Component data from apps and pages
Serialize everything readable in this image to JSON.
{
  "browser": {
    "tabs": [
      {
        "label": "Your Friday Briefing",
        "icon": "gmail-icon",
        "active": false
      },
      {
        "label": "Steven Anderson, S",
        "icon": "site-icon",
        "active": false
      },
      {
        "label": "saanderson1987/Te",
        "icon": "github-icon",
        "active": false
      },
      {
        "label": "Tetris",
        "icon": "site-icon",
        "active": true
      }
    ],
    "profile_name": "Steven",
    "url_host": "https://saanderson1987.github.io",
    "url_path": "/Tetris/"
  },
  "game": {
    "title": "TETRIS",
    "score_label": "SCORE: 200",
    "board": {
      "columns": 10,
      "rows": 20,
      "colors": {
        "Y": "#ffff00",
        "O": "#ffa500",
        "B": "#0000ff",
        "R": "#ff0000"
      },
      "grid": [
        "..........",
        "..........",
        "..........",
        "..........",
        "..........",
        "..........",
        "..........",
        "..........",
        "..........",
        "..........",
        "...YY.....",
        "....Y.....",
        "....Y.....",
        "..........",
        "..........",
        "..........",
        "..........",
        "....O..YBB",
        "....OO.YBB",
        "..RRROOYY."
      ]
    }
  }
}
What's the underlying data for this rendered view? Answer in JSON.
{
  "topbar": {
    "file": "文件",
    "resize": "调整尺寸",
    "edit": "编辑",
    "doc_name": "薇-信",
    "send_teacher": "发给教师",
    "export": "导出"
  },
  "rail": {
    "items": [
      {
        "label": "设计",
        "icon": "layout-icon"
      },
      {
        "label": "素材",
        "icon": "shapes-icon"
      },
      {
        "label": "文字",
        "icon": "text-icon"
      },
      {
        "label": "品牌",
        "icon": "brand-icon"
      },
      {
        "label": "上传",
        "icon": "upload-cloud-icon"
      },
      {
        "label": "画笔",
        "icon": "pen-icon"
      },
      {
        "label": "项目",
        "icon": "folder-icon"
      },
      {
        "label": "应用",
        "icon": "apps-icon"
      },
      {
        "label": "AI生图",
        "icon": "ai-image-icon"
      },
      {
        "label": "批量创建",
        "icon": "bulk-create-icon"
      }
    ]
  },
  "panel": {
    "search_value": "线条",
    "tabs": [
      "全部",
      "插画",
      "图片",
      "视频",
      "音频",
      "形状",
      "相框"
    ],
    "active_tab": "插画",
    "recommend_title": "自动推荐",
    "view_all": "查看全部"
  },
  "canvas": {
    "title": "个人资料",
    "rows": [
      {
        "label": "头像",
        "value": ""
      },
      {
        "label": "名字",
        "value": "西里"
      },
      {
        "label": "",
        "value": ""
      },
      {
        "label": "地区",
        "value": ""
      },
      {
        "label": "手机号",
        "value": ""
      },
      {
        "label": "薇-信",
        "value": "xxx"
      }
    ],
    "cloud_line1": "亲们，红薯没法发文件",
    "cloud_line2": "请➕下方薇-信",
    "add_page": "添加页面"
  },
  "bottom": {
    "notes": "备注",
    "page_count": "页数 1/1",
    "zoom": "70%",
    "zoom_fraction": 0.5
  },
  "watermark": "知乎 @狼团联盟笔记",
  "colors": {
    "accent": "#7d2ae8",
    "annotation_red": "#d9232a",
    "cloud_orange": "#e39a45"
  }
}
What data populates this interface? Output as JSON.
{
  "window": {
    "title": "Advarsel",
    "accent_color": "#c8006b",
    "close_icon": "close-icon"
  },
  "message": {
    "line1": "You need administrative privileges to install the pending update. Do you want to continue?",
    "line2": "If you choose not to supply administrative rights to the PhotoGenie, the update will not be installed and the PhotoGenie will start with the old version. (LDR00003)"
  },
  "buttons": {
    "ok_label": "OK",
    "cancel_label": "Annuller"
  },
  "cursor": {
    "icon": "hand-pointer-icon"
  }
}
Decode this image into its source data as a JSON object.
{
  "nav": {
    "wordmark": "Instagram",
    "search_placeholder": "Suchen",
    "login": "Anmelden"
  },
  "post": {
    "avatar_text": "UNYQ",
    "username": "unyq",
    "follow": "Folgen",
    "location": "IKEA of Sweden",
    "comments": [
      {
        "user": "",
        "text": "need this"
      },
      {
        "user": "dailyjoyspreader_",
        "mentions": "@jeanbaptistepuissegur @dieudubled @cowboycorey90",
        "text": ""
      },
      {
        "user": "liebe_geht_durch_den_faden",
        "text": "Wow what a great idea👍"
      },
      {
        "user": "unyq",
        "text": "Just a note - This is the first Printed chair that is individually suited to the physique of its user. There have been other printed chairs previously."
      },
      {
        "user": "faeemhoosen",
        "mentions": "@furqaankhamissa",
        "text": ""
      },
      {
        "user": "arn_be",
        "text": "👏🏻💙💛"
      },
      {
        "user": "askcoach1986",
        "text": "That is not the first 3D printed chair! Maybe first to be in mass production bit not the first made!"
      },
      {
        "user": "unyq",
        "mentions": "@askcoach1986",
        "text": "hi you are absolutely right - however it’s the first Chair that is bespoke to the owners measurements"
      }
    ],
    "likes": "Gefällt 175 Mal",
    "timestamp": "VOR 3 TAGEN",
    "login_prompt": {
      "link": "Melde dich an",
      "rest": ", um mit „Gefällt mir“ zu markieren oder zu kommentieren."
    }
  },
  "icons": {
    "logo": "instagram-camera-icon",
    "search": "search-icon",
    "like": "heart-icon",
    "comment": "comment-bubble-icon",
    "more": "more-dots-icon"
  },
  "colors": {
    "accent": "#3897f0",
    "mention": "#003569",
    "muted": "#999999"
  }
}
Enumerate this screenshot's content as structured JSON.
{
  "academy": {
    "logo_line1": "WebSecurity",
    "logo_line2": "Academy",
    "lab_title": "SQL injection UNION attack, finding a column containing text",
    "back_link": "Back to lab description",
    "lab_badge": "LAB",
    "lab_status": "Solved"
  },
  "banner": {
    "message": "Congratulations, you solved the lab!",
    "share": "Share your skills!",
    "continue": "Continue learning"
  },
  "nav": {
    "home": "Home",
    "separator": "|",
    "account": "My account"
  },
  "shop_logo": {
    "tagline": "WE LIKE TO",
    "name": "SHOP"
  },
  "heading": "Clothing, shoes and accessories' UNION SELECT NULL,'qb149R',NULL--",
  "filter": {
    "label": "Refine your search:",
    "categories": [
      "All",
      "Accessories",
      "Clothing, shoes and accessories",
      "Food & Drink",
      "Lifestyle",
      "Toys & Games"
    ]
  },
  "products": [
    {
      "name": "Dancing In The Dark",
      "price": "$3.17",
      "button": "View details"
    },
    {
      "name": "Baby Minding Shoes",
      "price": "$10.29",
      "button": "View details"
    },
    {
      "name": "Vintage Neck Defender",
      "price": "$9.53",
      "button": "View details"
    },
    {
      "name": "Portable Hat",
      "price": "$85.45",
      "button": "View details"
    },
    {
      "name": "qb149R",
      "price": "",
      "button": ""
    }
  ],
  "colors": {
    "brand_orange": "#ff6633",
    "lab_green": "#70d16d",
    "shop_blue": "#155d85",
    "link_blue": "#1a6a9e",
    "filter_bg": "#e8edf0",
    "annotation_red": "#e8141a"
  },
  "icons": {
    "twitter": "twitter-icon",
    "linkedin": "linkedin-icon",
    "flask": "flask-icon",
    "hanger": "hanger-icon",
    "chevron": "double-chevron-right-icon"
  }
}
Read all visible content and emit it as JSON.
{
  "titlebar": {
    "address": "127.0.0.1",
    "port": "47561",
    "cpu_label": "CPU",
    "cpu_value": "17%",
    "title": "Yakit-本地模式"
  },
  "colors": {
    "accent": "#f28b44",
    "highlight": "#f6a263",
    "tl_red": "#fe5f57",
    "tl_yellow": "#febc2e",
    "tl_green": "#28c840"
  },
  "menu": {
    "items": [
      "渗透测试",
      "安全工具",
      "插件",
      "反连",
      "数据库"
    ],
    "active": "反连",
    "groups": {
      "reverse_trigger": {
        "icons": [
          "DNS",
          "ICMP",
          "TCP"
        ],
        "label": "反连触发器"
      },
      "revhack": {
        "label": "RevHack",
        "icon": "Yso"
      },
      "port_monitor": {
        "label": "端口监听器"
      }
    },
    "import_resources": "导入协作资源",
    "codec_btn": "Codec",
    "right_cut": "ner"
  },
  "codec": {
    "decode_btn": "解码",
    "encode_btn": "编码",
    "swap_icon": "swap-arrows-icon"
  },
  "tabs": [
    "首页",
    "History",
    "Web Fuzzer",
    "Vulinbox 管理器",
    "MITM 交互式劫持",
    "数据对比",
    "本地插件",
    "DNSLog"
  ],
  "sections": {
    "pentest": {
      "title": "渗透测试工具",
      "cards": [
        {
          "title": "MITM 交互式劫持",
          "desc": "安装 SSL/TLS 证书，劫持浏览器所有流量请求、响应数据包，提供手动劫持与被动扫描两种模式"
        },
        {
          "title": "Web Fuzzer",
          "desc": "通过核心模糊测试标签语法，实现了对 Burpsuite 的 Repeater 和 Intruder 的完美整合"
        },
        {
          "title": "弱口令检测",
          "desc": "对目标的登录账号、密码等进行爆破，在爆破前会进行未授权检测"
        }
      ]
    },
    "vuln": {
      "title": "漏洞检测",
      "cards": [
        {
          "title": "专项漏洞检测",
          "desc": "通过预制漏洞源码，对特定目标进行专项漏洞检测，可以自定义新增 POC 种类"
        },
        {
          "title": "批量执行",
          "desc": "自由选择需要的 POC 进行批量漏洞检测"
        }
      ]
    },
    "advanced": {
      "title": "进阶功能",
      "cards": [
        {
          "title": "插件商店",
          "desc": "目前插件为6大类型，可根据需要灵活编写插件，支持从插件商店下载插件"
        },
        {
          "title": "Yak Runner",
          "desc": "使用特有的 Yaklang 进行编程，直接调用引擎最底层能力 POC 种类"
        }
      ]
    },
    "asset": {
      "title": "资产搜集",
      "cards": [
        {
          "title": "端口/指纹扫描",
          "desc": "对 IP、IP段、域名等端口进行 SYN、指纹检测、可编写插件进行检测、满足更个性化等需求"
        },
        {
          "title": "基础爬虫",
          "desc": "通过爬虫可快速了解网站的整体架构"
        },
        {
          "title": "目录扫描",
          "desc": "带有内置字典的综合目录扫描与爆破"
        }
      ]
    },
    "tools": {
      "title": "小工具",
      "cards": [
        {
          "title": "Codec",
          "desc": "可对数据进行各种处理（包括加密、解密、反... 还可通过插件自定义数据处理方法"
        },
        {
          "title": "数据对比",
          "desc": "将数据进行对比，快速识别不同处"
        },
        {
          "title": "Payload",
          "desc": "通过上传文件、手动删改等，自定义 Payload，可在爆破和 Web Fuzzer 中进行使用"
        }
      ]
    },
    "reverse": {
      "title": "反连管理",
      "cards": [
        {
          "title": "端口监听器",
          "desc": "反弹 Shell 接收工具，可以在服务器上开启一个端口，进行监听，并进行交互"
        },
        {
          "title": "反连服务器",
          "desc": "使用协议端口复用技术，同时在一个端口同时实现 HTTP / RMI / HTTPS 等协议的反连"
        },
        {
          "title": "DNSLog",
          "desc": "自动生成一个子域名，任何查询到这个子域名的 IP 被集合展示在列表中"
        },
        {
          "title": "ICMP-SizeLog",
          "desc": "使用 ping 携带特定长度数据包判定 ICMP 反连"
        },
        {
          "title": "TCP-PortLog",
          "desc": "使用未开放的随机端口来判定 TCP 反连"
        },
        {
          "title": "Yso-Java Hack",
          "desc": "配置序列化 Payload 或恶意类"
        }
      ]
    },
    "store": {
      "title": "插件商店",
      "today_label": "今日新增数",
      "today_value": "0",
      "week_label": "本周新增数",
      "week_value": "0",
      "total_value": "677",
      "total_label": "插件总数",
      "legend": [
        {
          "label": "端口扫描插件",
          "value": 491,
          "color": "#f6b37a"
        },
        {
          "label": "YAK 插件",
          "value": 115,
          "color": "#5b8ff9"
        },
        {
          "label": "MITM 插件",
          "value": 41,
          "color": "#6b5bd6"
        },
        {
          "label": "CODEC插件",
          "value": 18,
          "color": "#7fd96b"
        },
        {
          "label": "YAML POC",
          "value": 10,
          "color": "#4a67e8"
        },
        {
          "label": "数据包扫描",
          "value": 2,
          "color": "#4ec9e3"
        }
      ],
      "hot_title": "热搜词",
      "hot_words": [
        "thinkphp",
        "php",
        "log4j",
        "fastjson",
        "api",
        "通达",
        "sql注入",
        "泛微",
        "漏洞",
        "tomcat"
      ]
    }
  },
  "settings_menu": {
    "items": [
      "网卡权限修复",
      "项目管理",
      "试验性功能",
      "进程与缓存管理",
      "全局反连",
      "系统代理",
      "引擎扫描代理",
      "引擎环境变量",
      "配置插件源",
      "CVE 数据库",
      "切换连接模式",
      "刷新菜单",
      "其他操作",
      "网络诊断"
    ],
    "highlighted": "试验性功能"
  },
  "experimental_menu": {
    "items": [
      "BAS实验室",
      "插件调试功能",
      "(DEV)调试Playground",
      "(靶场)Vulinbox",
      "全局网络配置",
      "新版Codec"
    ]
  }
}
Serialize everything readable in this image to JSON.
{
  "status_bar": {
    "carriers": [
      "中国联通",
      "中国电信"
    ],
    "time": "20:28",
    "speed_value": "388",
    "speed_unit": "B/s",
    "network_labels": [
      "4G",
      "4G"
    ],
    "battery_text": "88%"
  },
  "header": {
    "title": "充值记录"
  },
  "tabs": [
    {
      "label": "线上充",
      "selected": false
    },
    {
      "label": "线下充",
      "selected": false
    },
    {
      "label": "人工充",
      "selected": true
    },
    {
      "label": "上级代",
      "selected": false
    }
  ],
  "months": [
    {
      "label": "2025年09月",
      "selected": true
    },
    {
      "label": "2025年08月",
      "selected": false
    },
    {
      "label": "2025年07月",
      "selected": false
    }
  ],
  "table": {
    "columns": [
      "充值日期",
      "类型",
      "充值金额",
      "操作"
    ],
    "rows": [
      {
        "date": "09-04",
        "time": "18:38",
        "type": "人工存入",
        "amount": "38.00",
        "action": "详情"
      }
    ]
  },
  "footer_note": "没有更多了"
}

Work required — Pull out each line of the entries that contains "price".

Written response —
      "price": "$3.17",
      "price": "$10.29",
      "price": "$9.53",
      "price": "$85.45",
      "price": "",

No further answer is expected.